**Exercise details**
Each line of the listing where "亲爱的用户" appears should be reported.

Entries supplied: Begin

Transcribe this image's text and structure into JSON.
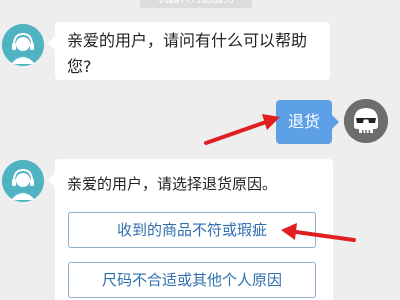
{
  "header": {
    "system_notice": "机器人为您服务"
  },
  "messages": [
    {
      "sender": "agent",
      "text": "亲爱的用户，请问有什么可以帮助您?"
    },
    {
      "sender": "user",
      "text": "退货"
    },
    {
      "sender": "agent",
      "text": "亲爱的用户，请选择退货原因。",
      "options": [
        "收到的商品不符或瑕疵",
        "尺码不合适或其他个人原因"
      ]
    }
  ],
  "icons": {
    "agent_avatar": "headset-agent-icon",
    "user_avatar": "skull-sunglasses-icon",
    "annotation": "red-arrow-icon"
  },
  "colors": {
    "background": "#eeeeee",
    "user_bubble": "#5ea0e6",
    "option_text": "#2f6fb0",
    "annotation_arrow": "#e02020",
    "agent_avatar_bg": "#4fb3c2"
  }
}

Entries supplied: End
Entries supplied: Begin

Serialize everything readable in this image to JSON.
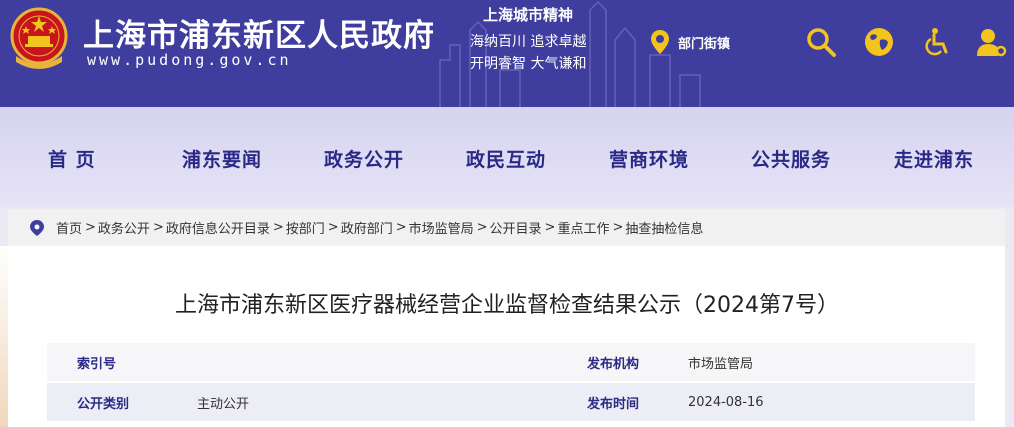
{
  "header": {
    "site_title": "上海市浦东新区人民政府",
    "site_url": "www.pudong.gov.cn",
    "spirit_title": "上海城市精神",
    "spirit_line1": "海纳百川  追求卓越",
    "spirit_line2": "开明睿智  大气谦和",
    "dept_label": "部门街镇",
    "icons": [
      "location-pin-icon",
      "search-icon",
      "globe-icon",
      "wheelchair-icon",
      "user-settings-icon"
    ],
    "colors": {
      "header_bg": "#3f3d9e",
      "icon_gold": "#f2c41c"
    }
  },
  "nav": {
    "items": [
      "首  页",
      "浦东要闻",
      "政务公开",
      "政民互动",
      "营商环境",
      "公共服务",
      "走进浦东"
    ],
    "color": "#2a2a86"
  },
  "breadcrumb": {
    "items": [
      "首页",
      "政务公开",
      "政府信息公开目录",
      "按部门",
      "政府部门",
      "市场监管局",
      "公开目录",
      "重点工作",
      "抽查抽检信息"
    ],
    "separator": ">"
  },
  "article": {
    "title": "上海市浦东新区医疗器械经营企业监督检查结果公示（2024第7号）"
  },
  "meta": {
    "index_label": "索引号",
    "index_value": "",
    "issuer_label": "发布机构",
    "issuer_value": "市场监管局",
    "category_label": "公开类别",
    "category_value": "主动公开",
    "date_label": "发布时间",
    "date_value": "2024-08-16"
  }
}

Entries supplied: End

**Exercise response**
      "text": "亲爱的用户，请问有什么可以帮助您?"
      "text": "亲爱的用户，请选择退货原因。",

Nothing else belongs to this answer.